The bodybuilders in both groups gained strength. The progression was slightly bigger in the group that consumed a daily 2.3 g protein per kg bodyweight, but the differences between the groups were not statistically significant.
The researchers examined the subjects’ blood, looking for signs of damage, for example to the kidneys, but found no indications of harmful effects as a result of the high protein intake.
“This study as well as previous work from our lab [J Int Soc Sports Nutr. 2014 May 12;11:19.] suggests that gains in body fat are unlikely to occur with protein overfeeding”, the researchers concluded. “This investigation confutes the notion that trained subjects need only 1.5–2.0 grams of protein per kg body weight daily and that intakes above that are superfluous.”
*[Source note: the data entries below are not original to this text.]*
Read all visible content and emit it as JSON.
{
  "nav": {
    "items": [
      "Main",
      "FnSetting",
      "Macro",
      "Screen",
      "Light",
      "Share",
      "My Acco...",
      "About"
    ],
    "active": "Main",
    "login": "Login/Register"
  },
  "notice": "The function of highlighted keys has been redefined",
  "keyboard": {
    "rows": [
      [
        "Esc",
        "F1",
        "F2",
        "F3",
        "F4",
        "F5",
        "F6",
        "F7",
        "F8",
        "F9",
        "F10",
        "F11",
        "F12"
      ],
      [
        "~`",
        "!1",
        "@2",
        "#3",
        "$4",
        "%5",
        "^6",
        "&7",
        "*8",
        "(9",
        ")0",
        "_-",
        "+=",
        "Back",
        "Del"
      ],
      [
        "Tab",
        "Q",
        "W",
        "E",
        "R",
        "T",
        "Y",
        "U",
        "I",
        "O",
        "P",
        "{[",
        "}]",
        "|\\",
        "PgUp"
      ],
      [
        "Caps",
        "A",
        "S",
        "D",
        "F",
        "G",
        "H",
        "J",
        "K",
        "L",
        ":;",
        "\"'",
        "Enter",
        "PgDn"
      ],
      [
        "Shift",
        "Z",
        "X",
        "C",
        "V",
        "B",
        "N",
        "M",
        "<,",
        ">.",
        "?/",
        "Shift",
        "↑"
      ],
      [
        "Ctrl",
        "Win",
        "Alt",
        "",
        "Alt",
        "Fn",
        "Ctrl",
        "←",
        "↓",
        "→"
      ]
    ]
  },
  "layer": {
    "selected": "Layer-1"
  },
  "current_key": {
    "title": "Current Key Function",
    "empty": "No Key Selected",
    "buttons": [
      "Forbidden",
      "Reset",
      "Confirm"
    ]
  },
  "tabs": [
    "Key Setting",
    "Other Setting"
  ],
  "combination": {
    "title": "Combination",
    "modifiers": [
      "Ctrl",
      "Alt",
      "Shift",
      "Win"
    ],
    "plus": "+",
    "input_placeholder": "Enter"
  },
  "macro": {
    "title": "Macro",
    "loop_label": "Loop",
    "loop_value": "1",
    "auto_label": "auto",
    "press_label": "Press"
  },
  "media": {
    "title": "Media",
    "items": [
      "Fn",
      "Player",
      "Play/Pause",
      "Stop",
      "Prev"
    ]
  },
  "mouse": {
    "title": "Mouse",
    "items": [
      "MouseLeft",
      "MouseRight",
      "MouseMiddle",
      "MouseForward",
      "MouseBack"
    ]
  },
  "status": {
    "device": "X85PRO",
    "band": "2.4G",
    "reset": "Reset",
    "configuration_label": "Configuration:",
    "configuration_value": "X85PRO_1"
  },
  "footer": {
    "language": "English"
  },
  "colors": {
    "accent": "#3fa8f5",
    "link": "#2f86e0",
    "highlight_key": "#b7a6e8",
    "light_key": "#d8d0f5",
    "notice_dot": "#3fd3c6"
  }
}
A high protein diet (3.4 g/kg/d) combined with a heavy resistance training program improves body composition in healthy trained men and women – a follow-up investigation
The consumption of a high protein diet (>4 g/kg/d) in trained men and women who did not alter their exercise program has been previously shown to have no significant effect on body composition. Thus, the purpose of this investigation was to determine if a high protein diet in conjunction with a periodized heavy resistance training program would affect indices of body composition, performance and health.
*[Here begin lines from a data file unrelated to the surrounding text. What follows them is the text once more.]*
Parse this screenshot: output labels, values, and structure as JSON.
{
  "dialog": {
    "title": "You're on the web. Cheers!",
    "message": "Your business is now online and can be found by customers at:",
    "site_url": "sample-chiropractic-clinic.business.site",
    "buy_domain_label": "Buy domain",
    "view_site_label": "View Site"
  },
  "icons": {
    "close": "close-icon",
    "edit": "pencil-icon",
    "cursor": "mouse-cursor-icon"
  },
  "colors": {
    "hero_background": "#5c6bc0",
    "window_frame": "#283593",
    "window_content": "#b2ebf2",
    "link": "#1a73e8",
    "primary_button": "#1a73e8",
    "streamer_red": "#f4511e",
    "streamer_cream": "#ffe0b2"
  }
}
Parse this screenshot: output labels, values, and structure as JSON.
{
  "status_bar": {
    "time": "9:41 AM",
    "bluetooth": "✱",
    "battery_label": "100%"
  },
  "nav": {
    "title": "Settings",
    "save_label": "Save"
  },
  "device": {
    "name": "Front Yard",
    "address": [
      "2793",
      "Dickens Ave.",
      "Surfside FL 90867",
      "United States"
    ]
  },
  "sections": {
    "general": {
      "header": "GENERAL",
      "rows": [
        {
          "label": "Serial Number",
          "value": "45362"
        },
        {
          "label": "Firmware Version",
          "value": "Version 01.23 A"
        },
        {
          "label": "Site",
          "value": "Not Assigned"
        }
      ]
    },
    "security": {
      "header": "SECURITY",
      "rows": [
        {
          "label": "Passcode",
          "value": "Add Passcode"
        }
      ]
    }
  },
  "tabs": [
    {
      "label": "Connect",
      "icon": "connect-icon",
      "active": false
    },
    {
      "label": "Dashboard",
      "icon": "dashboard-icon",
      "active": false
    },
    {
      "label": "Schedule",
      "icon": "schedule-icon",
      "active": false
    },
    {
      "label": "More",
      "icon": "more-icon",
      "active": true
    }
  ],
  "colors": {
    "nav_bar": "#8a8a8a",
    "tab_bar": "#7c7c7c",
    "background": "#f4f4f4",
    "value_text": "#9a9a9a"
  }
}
Forty-eight healthy resistance-trained men and women completed this study (mean?±?SD; Normal Protein group [NP n?=?17, four female and 13 male]: 24.8?±?6.9 yr; 174.0?±?9.5 cm height; 74.7?±?9.6 kg body weight; 2.4?±?1.7 yr of training; High Protein group [HP n?=?31, seven female and 24 male]: 22.9?±?3.1 yr; 172.3?±?7.7 cm; 74.3?±?12.4 kg; 4.9?±?4.1 yr of training). Moreover, all subjects participated in a split-routine, periodized heavy resistance-training program. Training and daily diet logs were kept by each subject. Subjects in the NP and HP groups were instructed to consume their baseline (~2 g/kg/d) and >3 g/kg/d of dietary protein, respectively.
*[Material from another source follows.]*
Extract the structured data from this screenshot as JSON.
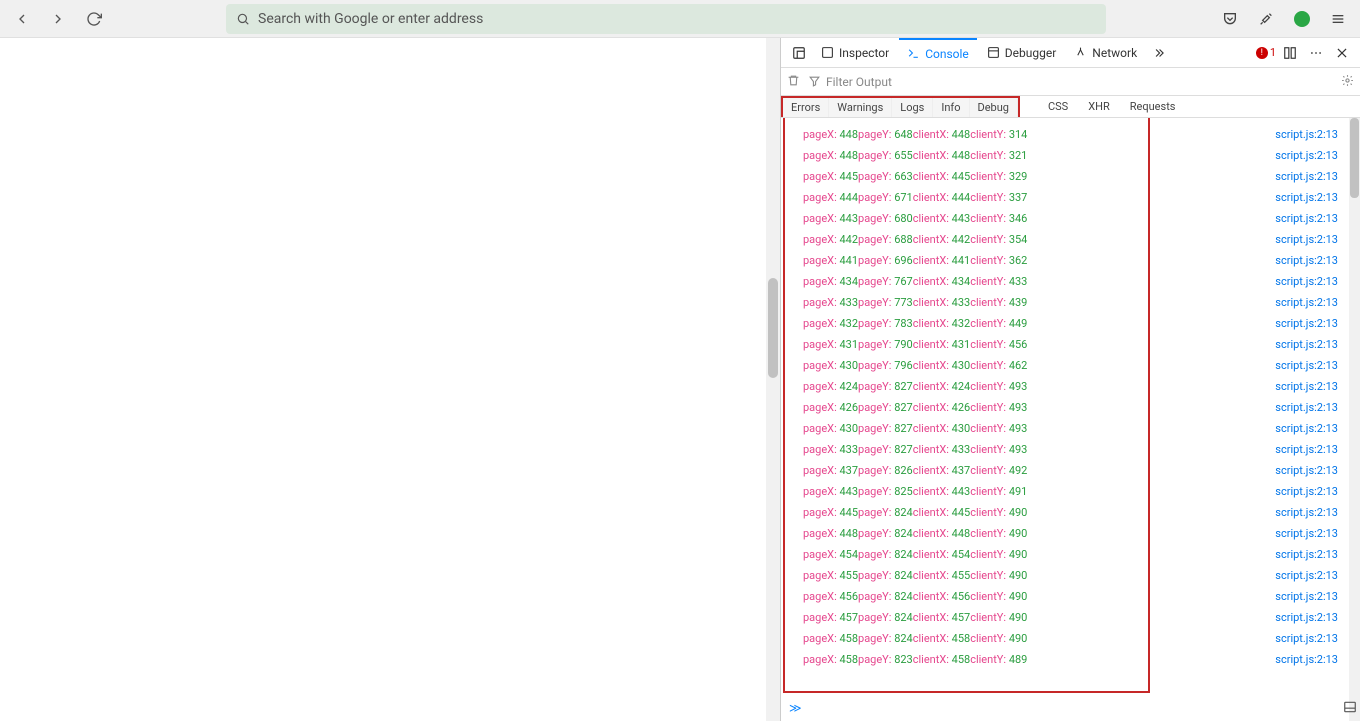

Subjects in the NP and HP groups consumed 2.3 and 3.4 g/kg/day of dietary protein during the treatment period. The NP group consumed significantly (p?< ?0.05) more protein during the treatment period compared to their baseline intake. The HP group consumed more (p?0.05) total energy and protein during the treatment period compared to their baseline intake. Furthermore, the HP group consumed significantly more (p?0.05) total calories and protein compared to the NP group. There were significant time by group (p???0.05) changes in body weight (change: +1.3?±?1.3 kg NP, ?0.1?±?2.5 HP), fat mass (change: ?0.3?±?2.2 kg NP, ?1.7?±?2.3 HP), and % body fat (change: ?0.7?±?2.8 NP, ?2.4?±?2.9 HP). The NP group gained significantly more body weight than the HP group; however, the HP group experienced a greater decrease in fat mass and % body fat. There was a significant time effect for FFM; however, there was a non-significant time by group effect for FFM (change: +1.5?±?1.8 NP, +1.5?±?2.2 HP). Furthermore, a significant time effect (p???0.05) was seen in both groups vis a vis improvements in maximal strength (i.e., 1-RM squat and bench) vertical jump and pull-ups; however, there were no significant time by group effects (p???0.05) for all exercise performance measures. Additionally, there were no changes in any of the blood parameters (i.e., basic metabolic panel). Conclusion Consuming a high protein diet (3.4 g/kg/d) in conjunction with a heavy resistance-training program may confer benefits with regards to body composition. Furthermore, there is no evidence that consuming a high protein diet has any deleterious effects. Source: http://www.jissn.com/content/12/1/39